Archaeogenomic analysis of population genetic relationships and kinship patterns in the sedentary societies from neolithic anatolia
Yaka, Reyhan; Somel, Mehmet; Özer, Füsun; Department of Molecular Biology and Genetics (2020-1-12)
The Neolithic way of life first emerged in the Fertile Crescent (c.10thand early 9thmillennium cal BCE) and quickly spread to neighbouring regionssuch as Central Anatoliaand Cyprus,and eventually further westwards. This transition involved to fundamental changes in human lifestyle,with the first emergence of villages during the early Neolithicandthe later the growing reliance on farming and herdingduring the late Neolithic periods. Changes in the social organization of sedentary communi...
Ancient genomics in Neolithic Central Anatolia and Çatalhöyük
Yaka, Reyhan; Doğu, Ayça; Kaptan, Damla; Dağtaş, Nihan Dilşad; Chyleński, Maciej; Vural, Kıvılcım Başak; Altınışık, Nefize Ezgi; Mapelli, Igor; Koptekin, Dilek; Karamurat, Cansu; Gemici, Hasan Can; Yorulmaz, Sevgi; Lagerholm, Vendela Kempe; Fer, Evrim; Işıldak, Ulaş; Ghalichi, Ayshin; Kılınç, Gülşah Merve; Mazzucato, Camilla; Juras, Anna; Marciniak, Arkadiusz; Larsen, Clark S.; Pilloud, Marin; Haddow, Scott D.; Knüsel, Christopher J.; Togan, İnci; Götherström, Anders; Erdal, Yılmaz Selim; Sürer, Elif; Özer, Füsun; Atakuman, Çiğdem; Somel, Mehmet (British Institute of Archaeology at Ankara, 2021-01-01)
Over multiple millennia, from the earliest traces of long-term occupation of camp sites (ca 20,000 BC) to the development of full-scale farming (ca 8000–6000 BC), the Neolithic transition in southwest Asia gradually shaped human societies in dramatic ways (Nadel 2002; Maher et al. 2012; Asouti, Fuller 2013). Here we present recent insights from ancient genomics studies into these societies while focusing on two questions: the population processes driving cultural change in Neolithic central Anatolia and gen...
Geoarchaeological investigations around Kültepe (Kayseri)
Ömeroğlu, Işıl; Toprak, G. M. Vedat; Kulakoğlu, Fikri; Department of Geological Engineering (2011)
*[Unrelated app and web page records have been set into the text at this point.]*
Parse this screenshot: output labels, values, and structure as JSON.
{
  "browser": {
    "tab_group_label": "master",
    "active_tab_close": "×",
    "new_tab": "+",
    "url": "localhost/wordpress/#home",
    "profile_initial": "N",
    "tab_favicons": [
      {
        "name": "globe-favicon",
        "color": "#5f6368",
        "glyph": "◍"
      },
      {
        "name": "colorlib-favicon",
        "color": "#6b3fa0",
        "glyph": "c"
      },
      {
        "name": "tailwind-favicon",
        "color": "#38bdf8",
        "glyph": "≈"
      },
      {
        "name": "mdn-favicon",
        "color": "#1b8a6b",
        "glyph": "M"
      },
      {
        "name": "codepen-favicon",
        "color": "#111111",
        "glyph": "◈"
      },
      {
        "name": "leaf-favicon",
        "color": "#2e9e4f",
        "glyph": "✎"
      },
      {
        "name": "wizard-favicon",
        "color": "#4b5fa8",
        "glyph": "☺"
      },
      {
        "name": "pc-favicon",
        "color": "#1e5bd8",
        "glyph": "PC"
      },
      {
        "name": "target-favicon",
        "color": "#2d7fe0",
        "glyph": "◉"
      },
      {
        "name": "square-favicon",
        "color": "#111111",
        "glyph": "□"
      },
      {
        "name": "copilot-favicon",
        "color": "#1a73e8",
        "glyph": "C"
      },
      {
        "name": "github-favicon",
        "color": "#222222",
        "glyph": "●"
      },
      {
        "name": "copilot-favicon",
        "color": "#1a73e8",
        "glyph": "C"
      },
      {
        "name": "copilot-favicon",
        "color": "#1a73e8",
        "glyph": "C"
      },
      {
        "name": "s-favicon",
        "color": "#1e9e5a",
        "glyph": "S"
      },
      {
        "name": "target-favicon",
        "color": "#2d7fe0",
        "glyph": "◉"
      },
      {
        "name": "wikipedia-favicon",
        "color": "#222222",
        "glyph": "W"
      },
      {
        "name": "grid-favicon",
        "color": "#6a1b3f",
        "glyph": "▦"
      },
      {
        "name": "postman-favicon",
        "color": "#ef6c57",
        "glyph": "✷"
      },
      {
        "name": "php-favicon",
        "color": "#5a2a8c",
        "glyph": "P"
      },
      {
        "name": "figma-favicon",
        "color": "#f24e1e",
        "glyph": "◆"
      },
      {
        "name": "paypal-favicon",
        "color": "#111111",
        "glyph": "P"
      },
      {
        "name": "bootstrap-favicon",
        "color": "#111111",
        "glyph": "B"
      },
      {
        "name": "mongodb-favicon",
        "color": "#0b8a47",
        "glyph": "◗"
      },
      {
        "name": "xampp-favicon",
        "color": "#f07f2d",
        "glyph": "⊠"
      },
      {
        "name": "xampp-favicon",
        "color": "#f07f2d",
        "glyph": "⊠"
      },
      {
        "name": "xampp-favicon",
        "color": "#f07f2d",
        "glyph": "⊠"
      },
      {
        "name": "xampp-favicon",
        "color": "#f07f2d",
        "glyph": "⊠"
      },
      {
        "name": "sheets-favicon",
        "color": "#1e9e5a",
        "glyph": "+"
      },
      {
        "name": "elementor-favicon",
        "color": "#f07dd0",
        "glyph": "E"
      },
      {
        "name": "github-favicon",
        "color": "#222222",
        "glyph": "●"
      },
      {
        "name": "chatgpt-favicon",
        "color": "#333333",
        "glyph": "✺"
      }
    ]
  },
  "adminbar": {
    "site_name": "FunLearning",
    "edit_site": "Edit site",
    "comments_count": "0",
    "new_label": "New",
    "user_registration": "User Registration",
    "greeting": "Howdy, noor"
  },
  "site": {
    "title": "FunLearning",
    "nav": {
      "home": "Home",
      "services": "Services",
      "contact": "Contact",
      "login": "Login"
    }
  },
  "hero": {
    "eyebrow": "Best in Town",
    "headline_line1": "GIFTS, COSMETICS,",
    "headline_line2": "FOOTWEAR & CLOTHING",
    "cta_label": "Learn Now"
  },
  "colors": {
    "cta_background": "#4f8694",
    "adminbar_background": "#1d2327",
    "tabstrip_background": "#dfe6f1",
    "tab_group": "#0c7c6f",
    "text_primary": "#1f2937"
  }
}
The purpose of this study is to investigate the effect of geology on ancient Kültepe settlement located in a tectonically active area, namely Sarımsaklı basin, shaped by Central Anatolian Fault Zone. Four main data sources used in this study are geological map, digital elevation model (DEM), slip plane and the borehole data. Geological maps are used for the determination of key horizons and the faults shaping the basin. Slip data measured in the field are used to identify the nature of the faults. Borehole ...
Citation Formats
A. O. Torun, “Animal Exploitation at The Late Pleistocene- Holocene Transition in Upper Mesopotamia (10.900 – 7.700 CAL. BC) With A Focus on A Proposed Hunter-Gatherer Crisis,” M.S. - Master of Science, Middle East Technical University, 2021.